Activity:
Where an entry contains a picture, omit the picture and repeat the rest exactly.

Material shown:
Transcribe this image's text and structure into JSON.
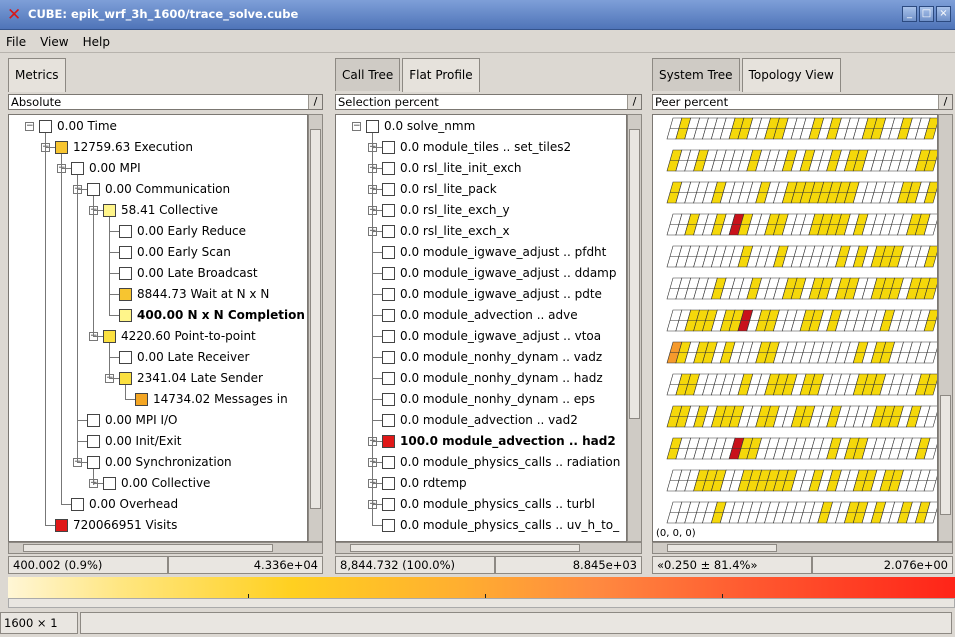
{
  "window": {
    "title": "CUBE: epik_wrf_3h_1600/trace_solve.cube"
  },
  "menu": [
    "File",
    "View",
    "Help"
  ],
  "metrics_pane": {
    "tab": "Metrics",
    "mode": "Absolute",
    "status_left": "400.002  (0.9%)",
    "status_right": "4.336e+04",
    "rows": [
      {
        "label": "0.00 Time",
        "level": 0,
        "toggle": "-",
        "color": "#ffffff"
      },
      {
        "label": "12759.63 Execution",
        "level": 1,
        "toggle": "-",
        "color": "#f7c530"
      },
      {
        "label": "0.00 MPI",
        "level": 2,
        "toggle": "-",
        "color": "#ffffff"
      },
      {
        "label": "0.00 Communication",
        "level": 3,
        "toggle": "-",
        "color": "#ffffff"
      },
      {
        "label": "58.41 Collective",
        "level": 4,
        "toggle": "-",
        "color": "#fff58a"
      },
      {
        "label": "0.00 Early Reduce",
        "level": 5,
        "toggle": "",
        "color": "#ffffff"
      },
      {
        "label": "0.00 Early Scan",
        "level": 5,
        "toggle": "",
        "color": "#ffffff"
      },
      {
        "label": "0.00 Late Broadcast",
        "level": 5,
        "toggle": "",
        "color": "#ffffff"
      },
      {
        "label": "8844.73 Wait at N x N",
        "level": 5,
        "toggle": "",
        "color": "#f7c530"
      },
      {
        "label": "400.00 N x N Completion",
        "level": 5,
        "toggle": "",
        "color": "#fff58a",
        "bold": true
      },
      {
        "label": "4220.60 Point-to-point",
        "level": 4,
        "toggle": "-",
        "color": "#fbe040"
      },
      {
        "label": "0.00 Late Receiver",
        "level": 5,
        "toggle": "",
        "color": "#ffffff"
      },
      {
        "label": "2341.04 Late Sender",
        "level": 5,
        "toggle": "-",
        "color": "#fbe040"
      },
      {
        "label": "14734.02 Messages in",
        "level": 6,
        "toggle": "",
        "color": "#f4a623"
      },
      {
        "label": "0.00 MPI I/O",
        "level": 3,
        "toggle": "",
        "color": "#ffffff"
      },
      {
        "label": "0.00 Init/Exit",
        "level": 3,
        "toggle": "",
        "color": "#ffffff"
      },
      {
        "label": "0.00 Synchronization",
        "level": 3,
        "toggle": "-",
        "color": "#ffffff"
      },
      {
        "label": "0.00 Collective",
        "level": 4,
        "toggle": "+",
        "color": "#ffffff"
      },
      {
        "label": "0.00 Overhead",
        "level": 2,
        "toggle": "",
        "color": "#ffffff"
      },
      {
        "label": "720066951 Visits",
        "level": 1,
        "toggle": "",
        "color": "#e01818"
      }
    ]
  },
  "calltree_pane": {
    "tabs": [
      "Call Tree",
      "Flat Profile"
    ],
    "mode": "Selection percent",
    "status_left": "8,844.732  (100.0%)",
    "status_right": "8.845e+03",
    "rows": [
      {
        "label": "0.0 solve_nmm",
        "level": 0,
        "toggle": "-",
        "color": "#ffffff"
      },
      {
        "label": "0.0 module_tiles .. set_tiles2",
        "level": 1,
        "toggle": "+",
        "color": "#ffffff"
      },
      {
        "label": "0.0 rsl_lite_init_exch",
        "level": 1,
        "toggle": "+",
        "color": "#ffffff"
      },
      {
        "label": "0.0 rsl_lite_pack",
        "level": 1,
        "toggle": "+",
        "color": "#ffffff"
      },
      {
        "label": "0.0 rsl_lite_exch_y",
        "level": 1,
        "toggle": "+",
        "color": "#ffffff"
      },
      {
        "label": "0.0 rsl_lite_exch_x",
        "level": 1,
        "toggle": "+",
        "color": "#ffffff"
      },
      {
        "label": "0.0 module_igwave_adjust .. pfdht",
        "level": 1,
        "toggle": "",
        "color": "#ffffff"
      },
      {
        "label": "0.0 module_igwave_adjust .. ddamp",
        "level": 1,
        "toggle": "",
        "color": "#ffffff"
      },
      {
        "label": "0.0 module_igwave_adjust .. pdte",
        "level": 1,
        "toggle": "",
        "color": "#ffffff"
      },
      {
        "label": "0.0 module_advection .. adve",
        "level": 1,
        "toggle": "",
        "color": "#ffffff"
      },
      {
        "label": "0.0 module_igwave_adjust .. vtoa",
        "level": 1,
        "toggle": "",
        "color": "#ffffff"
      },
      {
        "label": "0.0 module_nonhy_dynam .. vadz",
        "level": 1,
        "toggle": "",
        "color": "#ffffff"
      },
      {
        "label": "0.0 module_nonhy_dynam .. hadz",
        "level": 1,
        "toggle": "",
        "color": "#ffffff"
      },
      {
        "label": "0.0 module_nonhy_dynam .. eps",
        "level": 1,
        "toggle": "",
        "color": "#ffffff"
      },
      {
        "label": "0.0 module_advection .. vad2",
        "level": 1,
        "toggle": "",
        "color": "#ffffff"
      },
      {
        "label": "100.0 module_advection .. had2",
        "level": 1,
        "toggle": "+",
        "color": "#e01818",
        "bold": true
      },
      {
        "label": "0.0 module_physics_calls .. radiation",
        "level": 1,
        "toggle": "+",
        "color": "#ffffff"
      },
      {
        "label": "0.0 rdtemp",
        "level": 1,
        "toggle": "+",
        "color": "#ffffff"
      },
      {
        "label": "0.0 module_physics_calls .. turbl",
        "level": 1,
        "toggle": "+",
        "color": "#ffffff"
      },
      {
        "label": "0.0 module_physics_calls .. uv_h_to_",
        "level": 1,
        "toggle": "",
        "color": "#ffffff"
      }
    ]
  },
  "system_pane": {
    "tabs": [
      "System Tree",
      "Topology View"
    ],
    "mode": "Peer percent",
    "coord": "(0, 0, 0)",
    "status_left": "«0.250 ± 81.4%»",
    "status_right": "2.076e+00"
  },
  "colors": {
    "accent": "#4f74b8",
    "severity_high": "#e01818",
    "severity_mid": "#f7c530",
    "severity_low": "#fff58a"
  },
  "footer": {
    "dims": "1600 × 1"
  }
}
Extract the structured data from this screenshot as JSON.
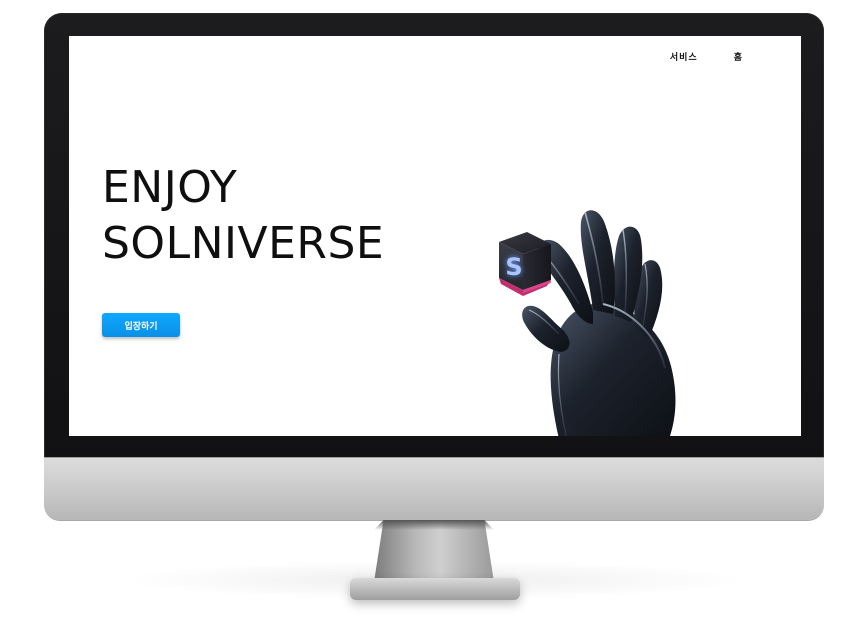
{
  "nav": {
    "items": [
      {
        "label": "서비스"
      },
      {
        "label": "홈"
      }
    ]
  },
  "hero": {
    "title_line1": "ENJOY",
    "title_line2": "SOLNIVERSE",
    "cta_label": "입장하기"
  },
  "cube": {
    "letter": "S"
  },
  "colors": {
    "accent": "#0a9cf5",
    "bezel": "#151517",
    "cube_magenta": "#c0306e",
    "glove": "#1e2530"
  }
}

Result of the task:
Transcribe this image's text and structure into JSON.
{
  "window": {
    "title": "CUBE: epik_wrf_3h_1600/trace_solve.cube"
  },
  "menu": [
    "File",
    "View",
    "Help"
  ],
  "metrics_pane": {
    "tab": "Metrics",
    "mode": "Absolute",
    "status_left": "400.002  (0.9%)",
    "status_right": "4.336e+04",
    "rows": [
      {
        "label": "0.00 Time",
        "level": 0,
        "toggle": "-",
        "color": "#ffffff"
      },
      {
        "label": "12759.63 Execution",
        "level": 1,
        "toggle": "-",
        "color": "#f7c530"
      },
      {
        "label": "0.00 MPI",
        "level": 2,
        "toggle": "-",
        "color": "#ffffff"
      },
      {
        "label": "0.00 Communication",
        "level": 3,
        "toggle": "-",
        "color": "#ffffff"
      },
      {
        "label": "58.41 Collective",
        "level": 4,
        "toggle": "-",
        "color": "#fff58a"
      },
      {
        "label": "0.00 Early Reduce",
        "level": 5,
        "toggle": "",
        "color": "#ffffff"
      },
      {
        "label": "0.00 Early Scan",
        "level": 5,
        "toggle": "",
        "color": "#ffffff"
      },
      {
        "label": "0.00 Late Broadcast",
        "level": 5,
        "toggle": "",
        "color": "#ffffff"
      },
      {
        "label": "8844.73 Wait at N x N",
        "level": 5,
        "toggle": "",
        "color": "#f7c530"
      },
      {
        "label": "400.00 N x N Completion",
        "level": 5,
        "toggle": "",
        "color": "#fff58a",
        "bold": true
      },
      {
        "label": "4220.60 Point-to-point",
        "level": 4,
        "toggle": "-",
        "color": "#fbe040"
      },
      {
        "label": "0.00 Late Receiver",
        "level": 5,
        "toggle": "",
        "color": "#ffffff"
      },
      {
        "label": "2341.04 Late Sender",
        "level": 5,
        "toggle": "-",
        "color": "#fbe040"
      },
      {
        "label": "14734.02 Messages in",
        "level": 6,
        "toggle": "",
        "color": "#f4a623"
      },
      {
        "label": "0.00 MPI I/O",
        "level": 3,
        "toggle": "",
        "color": "#ffffff"
      },
      {
        "label": "0.00 Init/Exit",
        "level": 3,
        "toggle": "",
        "color": "#ffffff"
      },
      {
        "label": "0.00 Synchronization",
        "level": 3,
        "toggle": "-",
        "color": "#ffffff"
      },
      {
        "label": "0.00 Collective",
        "level": 4,
        "toggle": "+",
        "color": "#ffffff"
      },
      {
        "label": "0.00 Overhead",
        "level": 2,
        "toggle": "",
        "color": "#ffffff"
      },
      {
        "label": "720066951 Visits",
        "level": 1,
        "toggle": "",
        "color": "#e01818"
      }
    ]
  },
  "calltree_pane": {
    "tabs": [
      "Call Tree",
      "Flat Profile"
    ],
    "mode": "Selection percent",
    "status_left": "8,844.732  (100.0%)",
    "status_right": "8.845e+03",
    "rows": [
      {
        "label": "0.0 solve_nmm",
        "level": 0,
        "toggle": "-",
        "color": "#ffffff"
      },
      {
        "label": "0.0 module_tiles .. set_tiles2",
        "level": 1,
        "toggle": "+",
        "color": "#ffffff"
      },
      {
        "label": "0.0 rsl_lite_init_exch",
        "level": 1,
        "toggle": "+",
        "color": "#ffffff"
      },
      {
        "label": "0.0 rsl_lite_pack",
        "level": 1,
        "toggle": "+",
        "color": "#ffffff"
      },
      {
        "label": "0.0 rsl_lite_exch_y",
        "level": 1,
        "toggle": "+",
        "color": "#ffffff"
      },
      {
        "label": "0.0 rsl_lite_exch_x",
        "level": 1,
        "toggle": "+",
        "color": "#ffffff"
      },
      {
        "label": "0.0 module_igwave_adjust .. pfdht",
        "level": 1,
        "toggle": "",
        "color": "#ffffff"
      },
      {
        "label": "0.0 module_igwave_adjust .. ddamp",
        "level": 1,
        "toggle": "",
        "color": "#ffffff"
      },
      {
        "label": "0.0 module_igwave_adjust .. pdte",
        "level": 1,
        "toggle": "",
        "color": "#ffffff"
      },
      {
        "label": "0.0 module_advection .. adve",
        "level": 1,
        "toggle": "",
        "color": "#ffffff"
      },
      {
        "label": "0.0 module_igwave_adjust .. vtoa",
        "level": 1,
        "toggle": "",
        "color": "#ffffff"
      },
      {
        "label": "0.0 module_nonhy_dynam .. vadz",
        "level": 1,
        "toggle": "",
        "color": "#ffffff"
      },
      {
        "label": "0.0 module_nonhy_dynam .. hadz",
        "level": 1,
        "toggle": "",
        "color": "#ffffff"
      },
      {
        "label": "0.0 module_nonhy_dynam .. eps",
        "level": 1,
        "toggle": "",
        "color": "#ffffff"
      },
      {
        "label": "0.0 module_advection .. vad2",
        "level": 1,
        "toggle": "",
        "color": "#ffffff"
      },
      {
        "label": "100.0 module_advection .. had2",
        "level": 1,
        "toggle": "+",
        "color": "#e01818",
        "bold": true
      },
      {
        "label": "0.0 module_physics_calls .. radiation",
        "level": 1,
        "toggle": "+",
        "color": "#ffffff"
      },
      {
        "label": "0.0 rdtemp",
        "level": 1,
        "toggle": "+",
        "color": "#ffffff"
      },
      {
        "label": "0.0 module_physics_calls .. turbl",
        "level": 1,
        "toggle": "+",
        "color": "#ffffff"
      },
      {
        "label": "0.0 module_physics_calls .. uv_h_to_",
        "level": 1,
        "toggle": "",
        "color": "#ffffff"
      }
    ]
  },
  "system_pane": {
    "tabs": [
      "System Tree",
      "Topology View"
    ],
    "mode": "Peer percent",
    "coord": "(0, 0, 0)",
    "status_left": "«0.250 ± 81.4%»",
    "status_right": "2.076e+00"
  },
  "colors": {
    "accent": "#4f74b8",
    "severity_high": "#e01818",
    "severity_mid": "#f7c530",
    "severity_low": "#fff58a"
  },
  "footer": {
    "dims": "1600 × 1"
  }
}
Extract the structured data from this screenshot as JSON.
{
  "nav": {
    "items": [
      {
        "label": "서비스"
      },
      {
        "label": "홈"
      }
    ]
  },
  "hero": {
    "title_line1": "ENJOY",
    "title_line2": "SOLNIVERSE",
    "cta_label": "입장하기"
  },
  "cube": {
    "letter": "S"
  },
  "colors": {
    "accent": "#0a9cf5",
    "bezel": "#151517",
    "cube_magenta": "#c0306e",
    "glove": "#1e2530"
  }
}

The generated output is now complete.